This is the cover page image published in Developmental Cell, August 14 2012. The Image was taken at Center for Electron Microscopy and Nanofabrication, Portland State University by instrument manager Greg Baty to support the post doctorial research work of Katie Kindt at OHSU (Teresa Nicolson lab Oregon Hearing Research Center). The research was funded by NIH and HHMI grant. The image is of a Zebra fish neuromast taken near the ear. Katie Kindt false colored the SEM image taken by Greg Baty Katie’s main interest in taking the SEM image was to examine the stereocilia and correlate the result with confocal studies that where performed while the zebra fish was alive. Katie and Gabe Finch at OHSU had a difficult time preparing the fish for SEM, due to the variability in a rapidly growing fish that is three days old. It was necessary to perform some digestion to expose the cilia for fixation. This was a very difficult imaging job for Greg since CEMN does not have a sputter coater with a tilting orbital stage and our Sirion is a high vacuum only instrument. The length and geometry of the cilia combined with charging due to poor coating tends to cause the celia to move in the electron beam. It took an interdisciplinary team effort to produce an image of this quality on a high vacuum XL30 Sirion. K. S. Kindt, G. Finch, and T. Nicolson, "Kinocilia Mediate Mechanosensitivity in Developing Zebrafish Hair Cells", Developmental Cell, Vol 23, (2), pgs 329-341 (2012). Katie Kindt firstname.lastname@example.org Greg Baty email@example.com Greg Baty firstname.lastname@example.org
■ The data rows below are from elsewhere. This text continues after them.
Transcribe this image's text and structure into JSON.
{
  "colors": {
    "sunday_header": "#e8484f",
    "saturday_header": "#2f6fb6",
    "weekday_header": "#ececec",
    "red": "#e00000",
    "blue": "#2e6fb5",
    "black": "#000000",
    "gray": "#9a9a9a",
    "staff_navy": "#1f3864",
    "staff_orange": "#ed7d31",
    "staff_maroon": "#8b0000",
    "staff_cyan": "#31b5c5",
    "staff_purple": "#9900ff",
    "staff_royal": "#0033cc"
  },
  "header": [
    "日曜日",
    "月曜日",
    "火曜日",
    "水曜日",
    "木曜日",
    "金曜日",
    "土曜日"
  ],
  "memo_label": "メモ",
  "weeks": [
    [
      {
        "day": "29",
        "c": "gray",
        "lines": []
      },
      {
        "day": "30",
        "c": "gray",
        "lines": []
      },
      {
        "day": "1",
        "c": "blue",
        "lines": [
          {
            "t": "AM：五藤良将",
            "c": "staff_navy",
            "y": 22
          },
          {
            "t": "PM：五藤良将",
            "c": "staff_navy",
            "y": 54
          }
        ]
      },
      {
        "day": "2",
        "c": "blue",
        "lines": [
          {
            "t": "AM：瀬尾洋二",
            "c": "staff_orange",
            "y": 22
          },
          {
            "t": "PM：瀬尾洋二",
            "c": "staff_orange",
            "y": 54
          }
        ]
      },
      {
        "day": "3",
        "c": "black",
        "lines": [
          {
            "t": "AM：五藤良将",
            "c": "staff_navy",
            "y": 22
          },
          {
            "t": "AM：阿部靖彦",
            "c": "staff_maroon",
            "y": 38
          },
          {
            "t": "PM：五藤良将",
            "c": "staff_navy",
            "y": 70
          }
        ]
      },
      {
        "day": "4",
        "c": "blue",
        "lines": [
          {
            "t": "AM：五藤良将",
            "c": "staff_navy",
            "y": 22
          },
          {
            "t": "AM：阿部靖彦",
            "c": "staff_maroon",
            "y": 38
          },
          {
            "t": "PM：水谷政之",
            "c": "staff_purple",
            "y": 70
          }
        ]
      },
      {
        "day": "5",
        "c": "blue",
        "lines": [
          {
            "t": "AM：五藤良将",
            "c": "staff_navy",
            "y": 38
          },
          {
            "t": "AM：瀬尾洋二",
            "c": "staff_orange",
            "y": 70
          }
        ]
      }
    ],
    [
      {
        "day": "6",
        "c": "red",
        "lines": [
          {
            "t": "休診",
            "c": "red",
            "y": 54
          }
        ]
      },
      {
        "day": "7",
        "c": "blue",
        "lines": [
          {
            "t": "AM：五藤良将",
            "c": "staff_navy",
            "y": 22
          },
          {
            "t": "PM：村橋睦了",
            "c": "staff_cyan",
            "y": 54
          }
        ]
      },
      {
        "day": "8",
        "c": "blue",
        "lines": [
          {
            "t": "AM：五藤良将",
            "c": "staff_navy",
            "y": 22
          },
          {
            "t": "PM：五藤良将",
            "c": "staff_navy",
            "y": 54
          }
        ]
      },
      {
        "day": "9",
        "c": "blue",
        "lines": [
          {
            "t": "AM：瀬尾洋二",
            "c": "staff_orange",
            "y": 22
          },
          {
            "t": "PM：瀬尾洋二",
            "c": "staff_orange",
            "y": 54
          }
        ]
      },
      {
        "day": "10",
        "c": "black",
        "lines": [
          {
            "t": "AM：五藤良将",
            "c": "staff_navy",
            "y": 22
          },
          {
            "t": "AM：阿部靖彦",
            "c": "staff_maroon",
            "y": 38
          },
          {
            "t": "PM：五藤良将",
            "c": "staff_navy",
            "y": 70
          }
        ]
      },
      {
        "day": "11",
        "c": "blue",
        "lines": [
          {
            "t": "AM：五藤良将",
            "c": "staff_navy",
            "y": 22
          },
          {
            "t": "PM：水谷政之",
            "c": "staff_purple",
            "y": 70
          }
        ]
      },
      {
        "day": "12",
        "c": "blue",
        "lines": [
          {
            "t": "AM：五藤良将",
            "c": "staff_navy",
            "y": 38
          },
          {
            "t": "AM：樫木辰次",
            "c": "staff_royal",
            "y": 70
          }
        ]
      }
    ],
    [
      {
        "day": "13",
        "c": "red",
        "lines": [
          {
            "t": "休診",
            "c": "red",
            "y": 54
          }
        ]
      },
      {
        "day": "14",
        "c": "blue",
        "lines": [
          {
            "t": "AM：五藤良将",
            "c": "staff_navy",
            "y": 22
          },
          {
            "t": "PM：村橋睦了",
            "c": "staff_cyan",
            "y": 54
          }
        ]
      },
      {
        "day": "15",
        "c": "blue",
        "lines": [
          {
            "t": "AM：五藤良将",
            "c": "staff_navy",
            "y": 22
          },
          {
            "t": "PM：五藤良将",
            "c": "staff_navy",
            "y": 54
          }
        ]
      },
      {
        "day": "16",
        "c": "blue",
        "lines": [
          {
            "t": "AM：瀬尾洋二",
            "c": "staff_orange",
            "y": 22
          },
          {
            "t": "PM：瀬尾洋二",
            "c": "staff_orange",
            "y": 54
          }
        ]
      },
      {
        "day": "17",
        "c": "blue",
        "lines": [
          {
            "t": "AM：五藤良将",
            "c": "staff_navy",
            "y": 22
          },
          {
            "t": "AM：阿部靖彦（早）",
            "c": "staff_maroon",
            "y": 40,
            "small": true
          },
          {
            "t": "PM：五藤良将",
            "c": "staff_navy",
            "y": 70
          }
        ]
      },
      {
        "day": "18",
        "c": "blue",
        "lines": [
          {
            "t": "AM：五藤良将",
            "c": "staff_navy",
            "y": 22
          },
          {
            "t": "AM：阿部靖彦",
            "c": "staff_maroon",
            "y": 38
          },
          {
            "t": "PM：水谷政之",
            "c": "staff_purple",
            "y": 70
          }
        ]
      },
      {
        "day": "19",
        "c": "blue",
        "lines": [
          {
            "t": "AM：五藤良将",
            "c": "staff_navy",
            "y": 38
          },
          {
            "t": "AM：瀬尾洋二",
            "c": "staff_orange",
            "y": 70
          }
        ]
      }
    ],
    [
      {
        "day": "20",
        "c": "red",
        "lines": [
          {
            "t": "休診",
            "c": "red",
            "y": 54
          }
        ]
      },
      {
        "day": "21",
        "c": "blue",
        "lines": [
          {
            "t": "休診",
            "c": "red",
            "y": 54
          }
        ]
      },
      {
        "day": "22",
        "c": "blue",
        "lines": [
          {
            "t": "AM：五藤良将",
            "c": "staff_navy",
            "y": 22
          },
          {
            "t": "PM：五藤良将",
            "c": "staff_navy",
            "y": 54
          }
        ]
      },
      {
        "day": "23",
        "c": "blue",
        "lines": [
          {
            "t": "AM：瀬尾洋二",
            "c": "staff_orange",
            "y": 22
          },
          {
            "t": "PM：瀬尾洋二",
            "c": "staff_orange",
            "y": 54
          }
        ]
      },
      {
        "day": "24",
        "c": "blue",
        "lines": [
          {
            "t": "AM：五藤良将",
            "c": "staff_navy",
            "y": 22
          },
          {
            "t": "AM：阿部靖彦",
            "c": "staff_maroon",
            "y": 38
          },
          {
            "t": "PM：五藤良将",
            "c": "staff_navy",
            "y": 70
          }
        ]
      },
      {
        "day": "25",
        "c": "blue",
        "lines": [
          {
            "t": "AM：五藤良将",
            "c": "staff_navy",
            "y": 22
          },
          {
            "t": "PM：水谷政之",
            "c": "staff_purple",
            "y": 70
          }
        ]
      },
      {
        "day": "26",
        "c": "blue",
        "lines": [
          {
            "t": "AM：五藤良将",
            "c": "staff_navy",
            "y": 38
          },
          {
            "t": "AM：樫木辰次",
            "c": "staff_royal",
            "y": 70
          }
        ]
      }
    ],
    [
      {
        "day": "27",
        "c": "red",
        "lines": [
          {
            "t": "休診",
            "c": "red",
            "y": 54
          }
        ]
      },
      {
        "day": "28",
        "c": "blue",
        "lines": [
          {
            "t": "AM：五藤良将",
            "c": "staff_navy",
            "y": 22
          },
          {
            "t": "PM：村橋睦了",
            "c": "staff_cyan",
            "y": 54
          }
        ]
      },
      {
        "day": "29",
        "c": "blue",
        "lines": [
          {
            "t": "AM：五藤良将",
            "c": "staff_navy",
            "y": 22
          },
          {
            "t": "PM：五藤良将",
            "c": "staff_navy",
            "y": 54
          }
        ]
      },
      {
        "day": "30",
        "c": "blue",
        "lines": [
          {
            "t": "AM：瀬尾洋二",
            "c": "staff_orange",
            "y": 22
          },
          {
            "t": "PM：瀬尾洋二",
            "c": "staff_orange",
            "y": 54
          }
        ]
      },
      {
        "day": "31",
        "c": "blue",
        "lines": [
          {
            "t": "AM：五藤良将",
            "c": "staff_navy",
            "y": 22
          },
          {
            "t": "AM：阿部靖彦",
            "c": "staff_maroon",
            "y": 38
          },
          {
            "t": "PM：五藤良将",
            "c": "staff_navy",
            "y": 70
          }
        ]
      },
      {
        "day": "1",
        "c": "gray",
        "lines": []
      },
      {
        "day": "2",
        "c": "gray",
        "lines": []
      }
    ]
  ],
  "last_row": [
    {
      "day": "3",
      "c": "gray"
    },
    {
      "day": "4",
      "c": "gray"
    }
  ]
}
Courtesy of Greg Baty
Image of a sea shell; courtesy of student Jillian Hojsak.
Courtesy of Alyssa Calabro
Silicon nanopillars produced by micromasking effect during RIE process
Courtesy of Raul Perez
Cryo TEM of Ebola virus
Courtesy of Daniel Beniac
Taken by Tecnai microscope